An O and G dining table, stained a rich blue that lets its ash grain peek through, anchors the adjacent dining area. “We visited the O and G Studio in Rhode Island; my husband was fascinated by their wood-working processes and attention to detail,” Jane says. “When Annsley suggested a blue dining table, we were like, ‘Yes!’” To break up the large expanse of blue, the designers surrounded the table with natural wood side chairs with hand-woven rush seats. Then they stationed curvy armchairs with sky blue bouclé and Moroccan-inspired, hand-printed linen upholstery at the ends. “The room is so large, it’s a blessing,” Jane says. “We can fit 14 at the table and another 5 at the island.”
Similar furniture and accessory styles in the bedrooms maintain continuity, though each room has a flavor of its own. In the first-floor guest room, where Jane’s parents sleep, pale lavender grasscloth-covered walls imbue a mellow dreaminess that is countered by a faux-bamboo bed. Navy blue nightstands and a pendant light with a woven abaca shade tie it to the coast. The second-floor guest room, which is outfitted with navy blue beds, hand-blocked fabrics, and sconces with wicker shades, has a similar sensibility.

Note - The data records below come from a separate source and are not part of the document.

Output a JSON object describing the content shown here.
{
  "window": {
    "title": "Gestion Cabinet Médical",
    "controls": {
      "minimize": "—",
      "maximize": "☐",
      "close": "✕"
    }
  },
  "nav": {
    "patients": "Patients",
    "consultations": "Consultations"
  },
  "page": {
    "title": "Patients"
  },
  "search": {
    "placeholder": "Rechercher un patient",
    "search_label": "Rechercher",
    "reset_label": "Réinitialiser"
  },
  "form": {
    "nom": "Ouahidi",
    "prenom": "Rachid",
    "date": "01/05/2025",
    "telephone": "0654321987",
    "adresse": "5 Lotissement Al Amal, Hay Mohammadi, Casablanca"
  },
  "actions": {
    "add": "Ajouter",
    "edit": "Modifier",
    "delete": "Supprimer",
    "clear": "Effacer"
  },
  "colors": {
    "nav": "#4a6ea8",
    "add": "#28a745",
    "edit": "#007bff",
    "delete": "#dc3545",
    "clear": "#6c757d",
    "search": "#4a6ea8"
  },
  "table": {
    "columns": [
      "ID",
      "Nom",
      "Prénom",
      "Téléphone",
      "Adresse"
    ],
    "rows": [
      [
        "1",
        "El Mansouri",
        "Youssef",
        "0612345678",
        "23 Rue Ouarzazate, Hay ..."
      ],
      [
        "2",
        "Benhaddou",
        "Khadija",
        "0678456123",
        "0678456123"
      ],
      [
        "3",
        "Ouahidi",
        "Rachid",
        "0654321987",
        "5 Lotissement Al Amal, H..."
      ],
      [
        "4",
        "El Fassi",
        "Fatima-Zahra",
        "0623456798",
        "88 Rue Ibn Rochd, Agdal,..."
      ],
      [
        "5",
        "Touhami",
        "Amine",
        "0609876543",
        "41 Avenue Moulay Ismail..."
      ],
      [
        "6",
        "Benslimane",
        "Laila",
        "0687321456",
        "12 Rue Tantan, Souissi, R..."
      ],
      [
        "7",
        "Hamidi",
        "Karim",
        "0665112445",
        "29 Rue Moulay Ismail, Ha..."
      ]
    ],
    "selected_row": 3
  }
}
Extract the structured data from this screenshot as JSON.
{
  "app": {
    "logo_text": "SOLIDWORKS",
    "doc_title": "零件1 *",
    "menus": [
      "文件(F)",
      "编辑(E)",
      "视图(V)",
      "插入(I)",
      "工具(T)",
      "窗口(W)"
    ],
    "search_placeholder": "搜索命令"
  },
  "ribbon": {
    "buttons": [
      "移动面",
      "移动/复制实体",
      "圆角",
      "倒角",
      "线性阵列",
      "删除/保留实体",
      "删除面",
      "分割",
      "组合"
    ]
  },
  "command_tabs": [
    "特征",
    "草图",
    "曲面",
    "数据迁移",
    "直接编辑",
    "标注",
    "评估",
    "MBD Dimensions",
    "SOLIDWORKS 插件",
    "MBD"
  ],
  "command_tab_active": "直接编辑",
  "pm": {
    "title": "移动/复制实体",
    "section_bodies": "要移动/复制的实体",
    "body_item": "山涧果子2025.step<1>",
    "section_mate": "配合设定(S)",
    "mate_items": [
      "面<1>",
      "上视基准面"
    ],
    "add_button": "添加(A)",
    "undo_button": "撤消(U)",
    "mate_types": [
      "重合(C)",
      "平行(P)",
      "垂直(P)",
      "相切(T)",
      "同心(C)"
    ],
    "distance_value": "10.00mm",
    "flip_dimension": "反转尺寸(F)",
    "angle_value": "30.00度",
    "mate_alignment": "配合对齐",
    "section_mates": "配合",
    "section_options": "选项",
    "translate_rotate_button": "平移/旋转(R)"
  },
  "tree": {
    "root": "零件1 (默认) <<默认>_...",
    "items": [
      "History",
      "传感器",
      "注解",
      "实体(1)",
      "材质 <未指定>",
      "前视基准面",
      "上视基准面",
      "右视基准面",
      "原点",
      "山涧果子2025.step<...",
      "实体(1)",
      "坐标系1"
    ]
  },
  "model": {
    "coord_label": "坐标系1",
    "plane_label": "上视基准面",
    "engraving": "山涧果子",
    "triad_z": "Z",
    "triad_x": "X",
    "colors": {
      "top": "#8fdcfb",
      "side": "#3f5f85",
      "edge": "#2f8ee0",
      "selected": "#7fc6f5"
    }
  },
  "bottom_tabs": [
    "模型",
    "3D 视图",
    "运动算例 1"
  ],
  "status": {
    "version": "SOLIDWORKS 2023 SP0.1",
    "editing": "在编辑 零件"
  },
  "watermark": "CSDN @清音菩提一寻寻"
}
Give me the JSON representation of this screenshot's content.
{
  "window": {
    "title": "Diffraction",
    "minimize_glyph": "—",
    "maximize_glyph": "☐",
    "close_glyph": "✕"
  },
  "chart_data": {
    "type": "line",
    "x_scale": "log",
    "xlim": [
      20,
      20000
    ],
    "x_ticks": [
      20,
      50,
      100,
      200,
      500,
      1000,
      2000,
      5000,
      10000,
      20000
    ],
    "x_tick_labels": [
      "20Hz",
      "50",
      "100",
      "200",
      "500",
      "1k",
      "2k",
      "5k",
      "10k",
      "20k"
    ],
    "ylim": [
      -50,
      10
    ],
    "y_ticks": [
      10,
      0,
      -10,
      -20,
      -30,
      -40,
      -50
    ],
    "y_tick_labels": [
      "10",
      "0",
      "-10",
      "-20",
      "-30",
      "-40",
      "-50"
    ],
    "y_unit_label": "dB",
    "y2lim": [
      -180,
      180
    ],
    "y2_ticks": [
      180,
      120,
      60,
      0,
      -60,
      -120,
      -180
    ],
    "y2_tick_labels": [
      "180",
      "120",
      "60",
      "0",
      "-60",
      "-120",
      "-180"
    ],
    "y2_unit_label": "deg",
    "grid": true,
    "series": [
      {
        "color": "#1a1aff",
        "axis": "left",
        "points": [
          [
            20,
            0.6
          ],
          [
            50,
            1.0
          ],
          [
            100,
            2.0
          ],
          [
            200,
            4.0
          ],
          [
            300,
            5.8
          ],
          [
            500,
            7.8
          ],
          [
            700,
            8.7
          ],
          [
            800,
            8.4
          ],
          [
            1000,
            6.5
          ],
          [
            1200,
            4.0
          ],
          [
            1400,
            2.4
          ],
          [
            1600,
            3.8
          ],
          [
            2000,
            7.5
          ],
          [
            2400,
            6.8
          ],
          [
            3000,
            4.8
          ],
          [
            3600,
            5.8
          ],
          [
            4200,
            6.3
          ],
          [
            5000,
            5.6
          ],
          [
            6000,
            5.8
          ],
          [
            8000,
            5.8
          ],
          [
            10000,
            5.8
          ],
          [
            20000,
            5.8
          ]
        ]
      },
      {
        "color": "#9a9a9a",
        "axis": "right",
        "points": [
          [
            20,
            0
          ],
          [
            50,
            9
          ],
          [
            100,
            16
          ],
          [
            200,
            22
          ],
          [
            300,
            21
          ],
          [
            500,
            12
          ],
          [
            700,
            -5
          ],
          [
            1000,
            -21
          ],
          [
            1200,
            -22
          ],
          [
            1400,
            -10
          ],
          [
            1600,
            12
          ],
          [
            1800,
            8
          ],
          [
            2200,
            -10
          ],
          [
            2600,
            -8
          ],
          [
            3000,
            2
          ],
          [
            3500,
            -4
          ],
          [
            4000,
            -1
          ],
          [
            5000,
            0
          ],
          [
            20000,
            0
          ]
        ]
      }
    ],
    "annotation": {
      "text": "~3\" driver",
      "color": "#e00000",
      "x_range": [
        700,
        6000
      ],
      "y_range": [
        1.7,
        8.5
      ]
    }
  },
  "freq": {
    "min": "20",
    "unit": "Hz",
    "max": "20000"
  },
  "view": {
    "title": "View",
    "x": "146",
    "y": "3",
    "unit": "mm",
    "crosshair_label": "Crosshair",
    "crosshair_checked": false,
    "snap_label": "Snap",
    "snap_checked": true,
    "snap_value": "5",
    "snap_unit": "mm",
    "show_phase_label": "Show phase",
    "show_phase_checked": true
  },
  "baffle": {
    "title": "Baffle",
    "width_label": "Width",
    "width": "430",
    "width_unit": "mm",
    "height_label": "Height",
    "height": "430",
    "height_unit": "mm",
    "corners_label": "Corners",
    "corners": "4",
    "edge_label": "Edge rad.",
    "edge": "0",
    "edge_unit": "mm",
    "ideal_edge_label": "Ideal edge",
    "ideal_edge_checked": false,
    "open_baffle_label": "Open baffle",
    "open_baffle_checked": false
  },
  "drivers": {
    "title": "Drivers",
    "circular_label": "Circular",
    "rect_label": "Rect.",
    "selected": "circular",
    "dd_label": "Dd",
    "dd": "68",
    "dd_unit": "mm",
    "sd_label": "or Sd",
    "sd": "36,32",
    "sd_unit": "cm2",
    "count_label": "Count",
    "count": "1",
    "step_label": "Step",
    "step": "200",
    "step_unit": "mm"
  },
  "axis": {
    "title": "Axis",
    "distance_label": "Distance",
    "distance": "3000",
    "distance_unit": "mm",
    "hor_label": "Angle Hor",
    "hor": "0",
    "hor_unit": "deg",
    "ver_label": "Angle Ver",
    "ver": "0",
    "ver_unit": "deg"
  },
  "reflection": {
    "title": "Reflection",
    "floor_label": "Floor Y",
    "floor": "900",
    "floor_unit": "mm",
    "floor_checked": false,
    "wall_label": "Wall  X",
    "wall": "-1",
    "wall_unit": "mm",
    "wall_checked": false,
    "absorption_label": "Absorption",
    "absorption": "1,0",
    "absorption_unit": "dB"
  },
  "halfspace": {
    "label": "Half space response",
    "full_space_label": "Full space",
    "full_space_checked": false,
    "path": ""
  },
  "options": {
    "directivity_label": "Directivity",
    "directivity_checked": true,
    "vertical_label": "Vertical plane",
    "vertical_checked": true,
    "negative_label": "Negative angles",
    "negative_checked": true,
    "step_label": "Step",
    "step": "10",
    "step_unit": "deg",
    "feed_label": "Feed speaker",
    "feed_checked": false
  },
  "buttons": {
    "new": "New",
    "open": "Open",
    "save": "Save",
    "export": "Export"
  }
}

The primary bedroom sits behind a double pocket door hidden in the 35-foot-long stretch of built-in bookshelves on the second-floor landing/library. The room’s grasscloth wallcovering is neutral and slightly striated, and the bobbin bed boasts an upholstered headboard and footboard. Drapes with leafy vines soften the Douglas fir window frames, and a sitting area looks to the ocean. “You can listen to the waves,” Jane says. The en-suite bath, with its white-washed nickel-gap walls, chunky soaking tub, and marble basket-weave tile floor, mixes elegance with country casual.
The girls’ bedroom is all sorts of fun. To bring down the scale of the sky-high space and make it feel more intimate, McAleer commissioned Pauline Curtiss of Patina Designs to hand stencil the ceiling. The boho pattern plays off the John Robshaw fabrics sprinkled throughout the room. “We had no concept of what 19 feet high felt like!” Jane says. Once she did, she suggested building a loft. It’s only three feet wide, but twin mattresses and big pillowsmake it the ultimate hideaway. “You’ll always find somebody up there,” Jane says.
The room Jane might like best, however, is the girls’ bath. The board-and-batten walls differentiate it from the rest of the house, as does the patterned floor tile and sky blue clawfoot tub. “Everyone is obsessed with those Peter Dunham concrete tiles,” McAleer confirms. Jane points to the powder room’s starburst ceiling paper as another high point. “Annsley is so very good; we love it all,” she says. “Why would we even try to do anything ourselves?”
*The names in this story have been changed at the request of the homeowners.